**WORK INSTRUCTION:**
Your answer must be an exact copy of the data below, minus any pictures.

**Stored dataset items:**
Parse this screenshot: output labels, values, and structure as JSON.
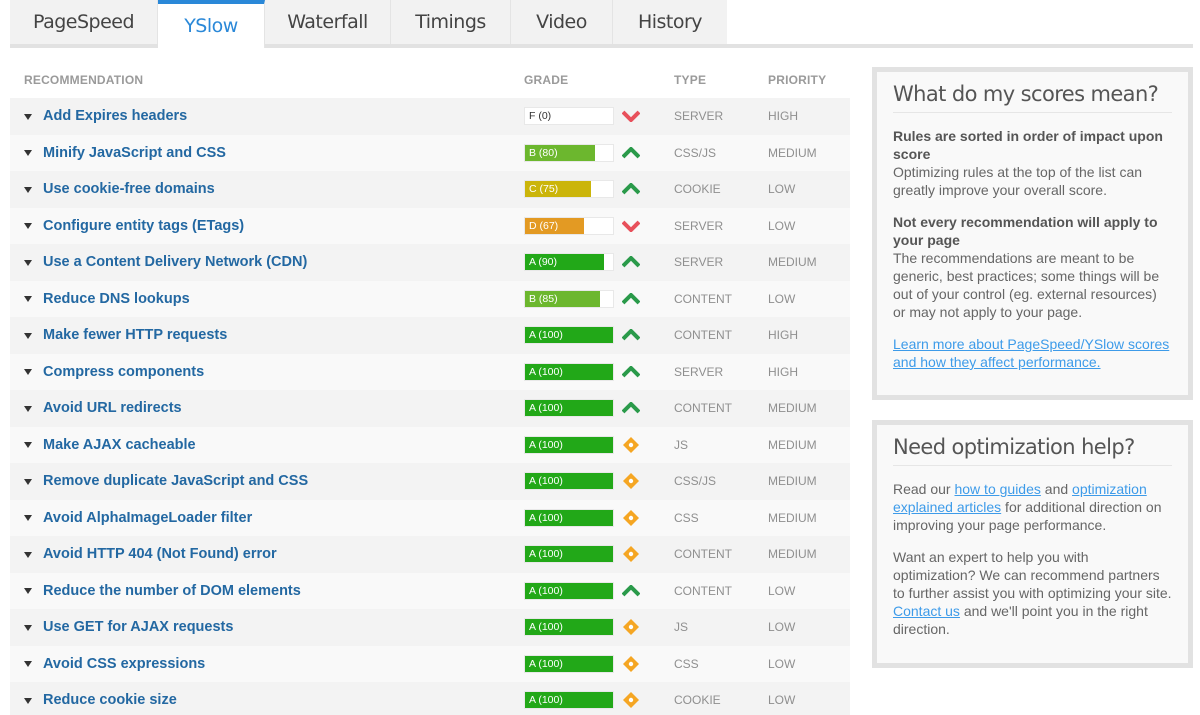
{
  "tabs": [
    {
      "label": "PageSpeed",
      "active": false
    },
    {
      "label": "YSlow",
      "active": true
    },
    {
      "label": "Waterfall",
      "active": false
    },
    {
      "label": "Timings",
      "active": false
    },
    {
      "label": "Video",
      "active": false
    },
    {
      "label": "History",
      "active": false
    }
  ],
  "table": {
    "headers": {
      "recommendation": "RECOMMENDATION",
      "grade": "GRADE",
      "type": "TYPE",
      "priority": "PRIORITY"
    },
    "rows": [
      {
        "name": "Add Expires headers",
        "grade": "F (0)",
        "score": 0,
        "color": "#ffffff",
        "trend": "down",
        "type": "SERVER",
        "priority": "HIGH"
      },
      {
        "name": "Minify JavaScript and CSS",
        "grade": "B (80)",
        "score": 80,
        "color": "#6cb72e",
        "trend": "up",
        "type": "CSS/JS",
        "priority": "MEDIUM"
      },
      {
        "name": "Use cookie-free domains",
        "grade": "C (75)",
        "score": 75,
        "color": "#cbb50a",
        "trend": "up",
        "type": "COOKIE",
        "priority": "LOW"
      },
      {
        "name": "Configure entity tags (ETags)",
        "grade": "D (67)",
        "score": 67,
        "color": "#e39a23",
        "trend": "down",
        "type": "SERVER",
        "priority": "LOW"
      },
      {
        "name": "Use a Content Delivery Network (CDN)",
        "grade": "A (90)",
        "score": 90,
        "color": "#22a818",
        "trend": "up",
        "type": "SERVER",
        "priority": "MEDIUM"
      },
      {
        "name": "Reduce DNS lookups",
        "grade": "B (85)",
        "score": 85,
        "color": "#6cb72e",
        "trend": "up",
        "type": "CONTENT",
        "priority": "LOW"
      },
      {
        "name": "Make fewer HTTP requests",
        "grade": "A (100)",
        "score": 100,
        "color": "#22a818",
        "trend": "up",
        "type": "CONTENT",
        "priority": "HIGH"
      },
      {
        "name": "Compress components",
        "grade": "A (100)",
        "score": 100,
        "color": "#22a818",
        "trend": "up",
        "type": "SERVER",
        "priority": "HIGH"
      },
      {
        "name": "Avoid URL redirects",
        "grade": "A (100)",
        "score": 100,
        "color": "#22a818",
        "trend": "up",
        "type": "CONTENT",
        "priority": "MEDIUM"
      },
      {
        "name": "Make AJAX cacheable",
        "grade": "A (100)",
        "score": 100,
        "color": "#22a818",
        "trend": "neutral",
        "type": "JS",
        "priority": "MEDIUM"
      },
      {
        "name": "Remove duplicate JavaScript and CSS",
        "grade": "A (100)",
        "score": 100,
        "color": "#22a818",
        "trend": "neutral",
        "type": "CSS/JS",
        "priority": "MEDIUM"
      },
      {
        "name": "Avoid AlphaImageLoader filter",
        "grade": "A (100)",
        "score": 100,
        "color": "#22a818",
        "trend": "neutral",
        "type": "CSS",
        "priority": "MEDIUM"
      },
      {
        "name": "Avoid HTTP 404 (Not Found) error",
        "grade": "A (100)",
        "score": 100,
        "color": "#22a818",
        "trend": "neutral",
        "type": "CONTENT",
        "priority": "MEDIUM"
      },
      {
        "name": "Reduce the number of DOM elements",
        "grade": "A (100)",
        "score": 100,
        "color": "#22a818",
        "trend": "up",
        "type": "CONTENT",
        "priority": "LOW"
      },
      {
        "name": "Use GET for AJAX requests",
        "grade": "A (100)",
        "score": 100,
        "color": "#22a818",
        "trend": "neutral",
        "type": "JS",
        "priority": "LOW"
      },
      {
        "name": "Avoid CSS expressions",
        "grade": "A (100)",
        "score": 100,
        "color": "#22a818",
        "trend": "neutral",
        "type": "CSS",
        "priority": "LOW"
      },
      {
        "name": "Reduce cookie size",
        "grade": "A (100)",
        "score": 100,
        "color": "#22a818",
        "trend": "neutral",
        "type": "COOKIE",
        "priority": "LOW"
      }
    ]
  },
  "trend_icons": {
    "up": {
      "icon": "chevron-up-icon",
      "color": "#2a9a4a"
    },
    "down": {
      "icon": "chevron-down-icon",
      "color": "#e8505b"
    },
    "neutral": {
      "icon": "diamond-icon",
      "color": "#f5a623"
    }
  },
  "scores_panel": {
    "title": "What do my scores mean?",
    "section1_heading": "Rules are sorted in order of impact upon score",
    "section1_text": "Optimizing rules at the top of the list can greatly improve your overall score.",
    "section2_heading": "Not every recommendation will apply to your page",
    "section2_text": "The recommendations are meant to be generic, best practices; some things will be out of your control (eg. external resources) or may not apply to your page.",
    "learn_more_link": "Learn more about PageSpeed/YSlow scores and how they affect performance."
  },
  "help_panel": {
    "title": "Need optimization help?",
    "p1_prefix": "Read our ",
    "p1_link1": "how to guides",
    "p1_mid": " and ",
    "p1_link2": "optimization explained articles",
    "p1_suffix": " for additional direction on improving your page performance.",
    "p2_prefix": "Want an expert to help you with optimization? We can recommend partners to further assist you with optimizing your site. ",
    "p2_link": "Contact us",
    "p2_suffix": " and we'll point you in the right direction."
  }
}
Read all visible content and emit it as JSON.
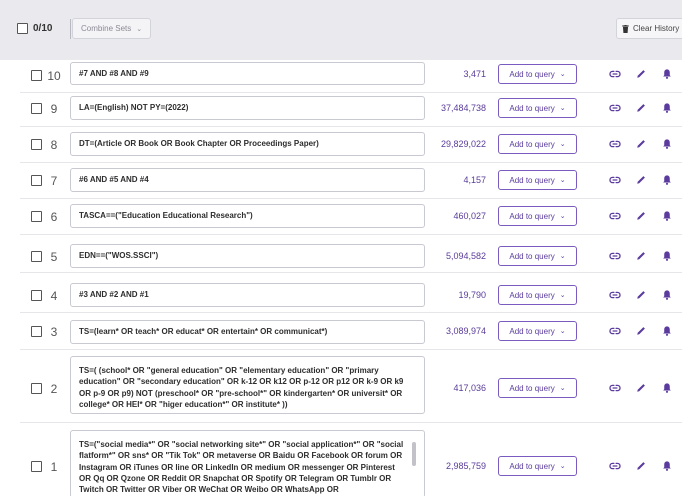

**YOUR RESPONSE:**
Parse this screenshot: output labels, values, and structure as JSON.
{
  "tabs": [
    {
      "label": "PageSpeed",
      "active": false
    },
    {
      "label": "YSlow",
      "active": true
    },
    {
      "label": "Waterfall",
      "active": false
    },
    {
      "label": "Timings",
      "active": false
    },
    {
      "label": "Video",
      "active": false
    },
    {
      "label": "History",
      "active": false
    }
  ],
  "table": {
    "headers": {
      "recommendation": "RECOMMENDATION",
      "grade": "GRADE",
      "type": "TYPE",
      "priority": "PRIORITY"
    },
    "rows": [
      {
        "name": "Add Expires headers",
        "grade": "F (0)",
        "score": 0,
        "color": "#ffffff",
        "trend": "down",
        "type": "SERVER",
        "priority": "HIGH"
      },
      {
        "name": "Minify JavaScript and CSS",
        "grade": "B (80)",
        "score": 80,
        "color": "#6cb72e",
        "trend": "up",
        "type": "CSS/JS",
        "priority": "MEDIUM"
      },
      {
        "name": "Use cookie-free domains",
        "grade": "C (75)",
        "score": 75,
        "color": "#cbb50a",
        "trend": "up",
        "type": "COOKIE",
        "priority": "LOW"
      },
      {
        "name": "Configure entity tags (ETags)",
        "grade": "D (67)",
        "score": 67,
        "color": "#e39a23",
        "trend": "down",
        "type": "SERVER",
        "priority": "LOW"
      },
      {
        "name": "Use a Content Delivery Network (CDN)",
        "grade": "A (90)",
        "score": 90,
        "color": "#22a818",
        "trend": "up",
        "type": "SERVER",
        "priority": "MEDIUM"
      },
      {
        "name": "Reduce DNS lookups",
        "grade": "B (85)",
        "score": 85,
        "color": "#6cb72e",
        "trend": "up",
        "type": "CONTENT",
        "priority": "LOW"
      },
      {
        "name": "Make fewer HTTP requests",
        "grade": "A (100)",
        "score": 100,
        "color": "#22a818",
        "trend": "up",
        "type": "CONTENT",
        "priority": "HIGH"
      },
      {
        "name": "Compress components",
        "grade": "A (100)",
        "score": 100,
        "color": "#22a818",
        "trend": "up",
        "type": "SERVER",
        "priority": "HIGH"
      },
      {
        "name": "Avoid URL redirects",
        "grade": "A (100)",
        "score": 100,
        "color": "#22a818",
        "trend": "up",
        "type": "CONTENT",
        "priority": "MEDIUM"
      },
      {
        "name": "Make AJAX cacheable",
        "grade": "A (100)",
        "score": 100,
        "color": "#22a818",
        "trend": "neutral",
        "type": "JS",
        "priority": "MEDIUM"
      },
      {
        "name": "Remove duplicate JavaScript and CSS",
        "grade": "A (100)",
        "score": 100,
        "color": "#22a818",
        "trend": "neutral",
        "type": "CSS/JS",
        "priority": "MEDIUM"
      },
      {
        "name": "Avoid AlphaImageLoader filter",
        "grade": "A (100)",
        "score": 100,
        "color": "#22a818",
        "trend": "neutral",
        "type": "CSS",
        "priority": "MEDIUM"
      },
      {
        "name": "Avoid HTTP 404 (Not Found) error",
        "grade": "A (100)",
        "score": 100,
        "color": "#22a818",
        "trend": "neutral",
        "type": "CONTENT",
        "priority": "MEDIUM"
      },
      {
        "name": "Reduce the number of DOM elements",
        "grade": "A (100)",
        "score": 100,
        "color": "#22a818",
        "trend": "up",
        "type": "CONTENT",
        "priority": "LOW"
      },
      {
        "name": "Use GET for AJAX requests",
        "grade": "A (100)",
        "score": 100,
        "color": "#22a818",
        "trend": "neutral",
        "type": "JS",
        "priority": "LOW"
      },
      {
        "name": "Avoid CSS expressions",
        "grade": "A (100)",
        "score": 100,
        "color": "#22a818",
        "trend": "neutral",
        "type": "CSS",
        "priority": "LOW"
      },
      {
        "name": "Reduce cookie size",
        "grade": "A (100)",
        "score": 100,
        "color": "#22a818",
        "trend": "neutral",
        "type": "COOKIE",
        "priority": "LOW"
      }
    ]
  },
  "trend_icons": {
    "up": {
      "icon": "chevron-up-icon",
      "color": "#2a9a4a"
    },
    "down": {
      "icon": "chevron-down-icon",
      "color": "#e8505b"
    },
    "neutral": {
      "icon": "diamond-icon",
      "color": "#f5a623"
    }
  },
  "scores_panel": {
    "title": "What do my scores mean?",
    "section1_heading": "Rules are sorted in order of impact upon score",
    "section1_text": "Optimizing rules at the top of the list can greatly improve your overall score.",
    "section2_heading": "Not every recommendation will apply to your page",
    "section2_text": "The recommendations are meant to be generic, best practices; some things will be out of your control (eg. external resources) or may not apply to your page.",
    "learn_more_link": "Learn more about PageSpeed/YSlow scores and how they affect performance."
  },
  "help_panel": {
    "title": "Need optimization help?",
    "p1_prefix": "Read our ",
    "p1_link1": "how to guides",
    "p1_mid": " and ",
    "p1_link2": "optimization explained articles",
    "p1_suffix": " for additional direction on improving your page performance.",
    "p2_prefix": "Want an expert to help you with optimization? We can recommend partners to further assist you with optimizing your site. ",
    "p2_link": "Contact us",
    "p2_suffix": " and we'll point you in the right direction."
  }
}
Read all visible content and emit it as JSON.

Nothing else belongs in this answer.